Video Iran's Rouhani Skeptical on Syria Strikes

Iranian President Hassan Rouhani expressed skepticism Friday that U.S.-led airstrikes in Iraq and Syria could crush Islamic State militants. From New York, VOA’s Margaret Besheer reports the president was also hopeful that questions about Iran’s nuclear program could be resolved soon.
Video

Video US House Speaker: Congress Should Debate Authorization Against IS

As wave after wave of U.S. airstrikes target Islamic State militants, the speaker of the Republican-controlled House of Representatives says he would be willing to call Congress back into session to debate a formal, broad authorization for the use of military force. VOA’s Michael Bowman reports from Washington, where legislators left town 10 days ago for a seven-week recess.
Video

Video Ebola Patients Find No Treatment at Sierra Leone Holding Center

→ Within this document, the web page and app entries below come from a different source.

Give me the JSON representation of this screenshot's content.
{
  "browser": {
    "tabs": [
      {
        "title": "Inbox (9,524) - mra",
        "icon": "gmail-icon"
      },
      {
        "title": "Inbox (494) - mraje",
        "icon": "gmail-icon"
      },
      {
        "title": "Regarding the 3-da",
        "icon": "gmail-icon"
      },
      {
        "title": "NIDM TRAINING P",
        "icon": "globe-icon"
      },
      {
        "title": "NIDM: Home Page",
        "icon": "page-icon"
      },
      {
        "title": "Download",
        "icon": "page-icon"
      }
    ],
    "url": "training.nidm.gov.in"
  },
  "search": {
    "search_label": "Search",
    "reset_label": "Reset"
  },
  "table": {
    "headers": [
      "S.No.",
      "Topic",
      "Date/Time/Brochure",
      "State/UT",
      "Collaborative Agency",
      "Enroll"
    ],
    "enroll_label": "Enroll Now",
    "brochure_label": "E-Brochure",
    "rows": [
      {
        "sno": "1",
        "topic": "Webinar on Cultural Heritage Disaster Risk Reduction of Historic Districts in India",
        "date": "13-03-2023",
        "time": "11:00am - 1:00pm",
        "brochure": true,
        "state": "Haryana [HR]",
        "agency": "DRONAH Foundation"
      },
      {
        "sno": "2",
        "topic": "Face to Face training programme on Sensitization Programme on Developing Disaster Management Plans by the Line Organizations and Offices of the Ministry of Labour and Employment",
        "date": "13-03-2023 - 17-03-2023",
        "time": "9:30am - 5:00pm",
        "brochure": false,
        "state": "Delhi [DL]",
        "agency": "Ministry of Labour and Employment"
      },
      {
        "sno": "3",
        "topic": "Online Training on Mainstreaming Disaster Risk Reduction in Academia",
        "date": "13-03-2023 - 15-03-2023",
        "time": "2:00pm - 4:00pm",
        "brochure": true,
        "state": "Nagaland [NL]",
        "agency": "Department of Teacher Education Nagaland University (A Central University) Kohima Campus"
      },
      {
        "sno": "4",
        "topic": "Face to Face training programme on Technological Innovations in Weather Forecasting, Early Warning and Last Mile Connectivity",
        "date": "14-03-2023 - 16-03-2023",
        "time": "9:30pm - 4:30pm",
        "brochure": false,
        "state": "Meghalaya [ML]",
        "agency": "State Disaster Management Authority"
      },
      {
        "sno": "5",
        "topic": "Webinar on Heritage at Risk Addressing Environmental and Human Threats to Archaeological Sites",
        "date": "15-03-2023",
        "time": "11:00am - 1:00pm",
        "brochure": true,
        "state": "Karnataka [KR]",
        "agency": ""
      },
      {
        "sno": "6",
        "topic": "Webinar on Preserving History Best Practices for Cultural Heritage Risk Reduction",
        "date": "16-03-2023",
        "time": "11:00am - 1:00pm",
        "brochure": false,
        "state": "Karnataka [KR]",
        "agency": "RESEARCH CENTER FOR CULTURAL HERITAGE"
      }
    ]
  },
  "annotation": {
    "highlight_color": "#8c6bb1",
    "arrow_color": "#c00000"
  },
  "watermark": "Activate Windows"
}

At a holding facility in Makeni, central Sierra Leone, dozens of sick people sit on the floor in an empty university building. They wait in filthy conditions. It's a 16-hour drive by ambulance to Kailahun Ebola treatment center. Adam Bailes was there and reports on what he says are some of the worst situations he has seen since the beginning of this Ebola outbreak. And he says it appears case numbers may already be far worse than authorities acknowledge.
Video

Video Identifying Bodies Found in Texas Border Region

Thousands of immigrants have died after crossing the border from Mexico into remote areas of the southwestern United States in recent years. Local officials in south Texas alone have found hundreds of unidentified bodies and buried them in mass graves in local cemeteries. Now an anthropologist and her students at Baylor University have been exhuming bodies and looking for clues to identify them. VOA’s Greg Flakus has more from Waco, Texas.
Video

Video Ebola Robs Liberians of Chance to Say Good-Bye to Loved Ones

In Liberia, where Ebola has killed more than 1,500 people, authorities have worked hard to convince people to allow specialized burial teams to take away dead bodies. But these safety measures, while necessary, make it hard for people to say good bye to their loved ones. VOA's Anne Look reports on the tragedy from Liberia.
Colonel Steve ‘Spiros’ Pisanos left Greece and came to the U.S. to learn to fly. He flew fighters for the Allies in World War II, narrowly escaping death multiple times.Colonel Steve ‘Spiros’ Pisanos left Greece and came to the U.S. to learn to fly. He flew fighters for the Allies in World War II, narrowly escaping death multiple times.

AppleAndroid